Many modern hearing aids are equipped with a telecoil, a small copper wire that picks up sound directly from phones and public address systems, which improves clarity. Conference rooms, concerts, museums, and even subway trains and stations are often equipped with what’s called an audio induction loop or hearing loop, which is a cable that circles a room and emits a magnetic signal that’s picked up by the telecoil.
Such technologies help people – especially those with moderate to profound hearing loss – better understand what they’re hearing by reducing background noise and reverberation.
Many modern hearing aids have a directional microphone, which helps you converse in noisy environments by making the audio signal in front of you louder than the noise in the rear or from the sides. Nearly all hearing aids with this feature can automatically switch between directional and omnidirectional settings depending on the environment. Advanced versions can focus behind the listener and/or to the listener’s side.
Feedback suppression, or digital feedback reduction, helps squelch unpleasant sounds that can occur when inserting a hearing aid. Most aids have this feature, which is useful for minimizing feedback if you’re close to the telephone or if the aid is slightly dislodged from your ear when you move your jaw. It can also allow for fitting with much more venting, to improve comfort and sound quality in listeners who have good hearing in the lowest pitches.

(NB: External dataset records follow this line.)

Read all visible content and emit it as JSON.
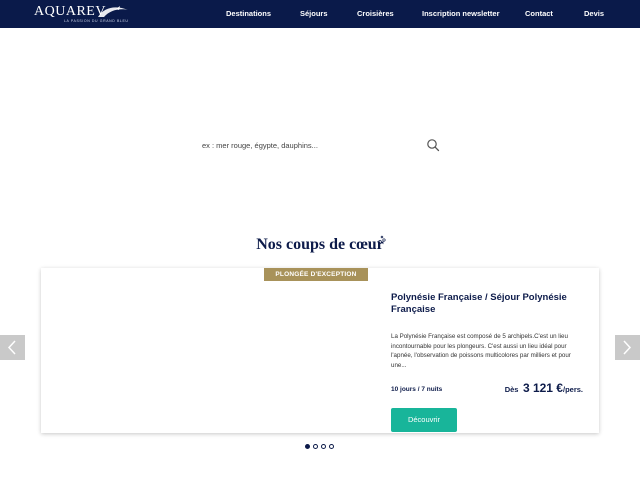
{
  "brand": {
    "name": "AQUAREV",
    "tagline": "LA PASSION DU GRAND BLEU"
  },
  "nav": {
    "items": [
      {
        "label": "Destinations"
      },
      {
        "label": "Séjours"
      },
      {
        "label": "Croisières"
      },
      {
        "label": "Inscription newsletter"
      },
      {
        "label": "Contact"
      },
      {
        "label": "Devis"
      }
    ]
  },
  "search": {
    "placeholder": "ex : mer rouge, égypte, dauphins...",
    "icon": "search-icon"
  },
  "section": {
    "title": "Nos coups de cœur",
    "icon": "bubbles-icon"
  },
  "card": {
    "badge": "PLONGÉE D'EXCEPTION",
    "title": "Polynésie Française / Séjour Polynésie Française",
    "description": "La Polynésie Française est composé de 5 archipels.C'est un lieu incontournable pour les plongeurs. C'est aussi un lieu idéal pour l'apnée, l'observation de poissons multicolores par milliers et pour une...",
    "duration": "10 jours / 7 nuits",
    "price_from": "Dès",
    "price_value": "3 121 €",
    "price_unit": "/pers.",
    "cta_label": "Découvrir"
  },
  "carousel": {
    "prev_icon": "chevron-left-icon",
    "next_icon": "chevron-right-icon",
    "dot_count": 4,
    "active_index": 0
  },
  "colors": {
    "header_bg": "#0a1a4a",
    "badge_bg": "#a8925a",
    "cta_bg": "#18b59a",
    "title_color": "#0d1b4a"
  }
}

Digital Noise Reduction
Digital noise reduction in more advanced hearing aids acts on the incoming signal reducing gain for frequency bands with steady state or constant noise while preserving the fluctuating speech signal. Some hearing aid manufacturers use sophisticated noise reduction algorithms to remove intense steady noise such as turbulent wind noise which can be especially bothersome for hearing aid wearers.
Other Features Worth Noting
Most aids have low-battery indicator sounds, wax guards to prevent buildup, and automatic and manual volume control. Another newer feature is direct audio input, which allows users to connect directly to a television or another electronic device. At the higher end, Bluetooth wireless technology allows users to stream music and calls from computers, smartphones and TVs directly through their hearing aid. Some aids have frequency lowering technology (for those with hearing problems in the highest pitches) and accessories such as remote microphones, advanced smartphone remotes and more.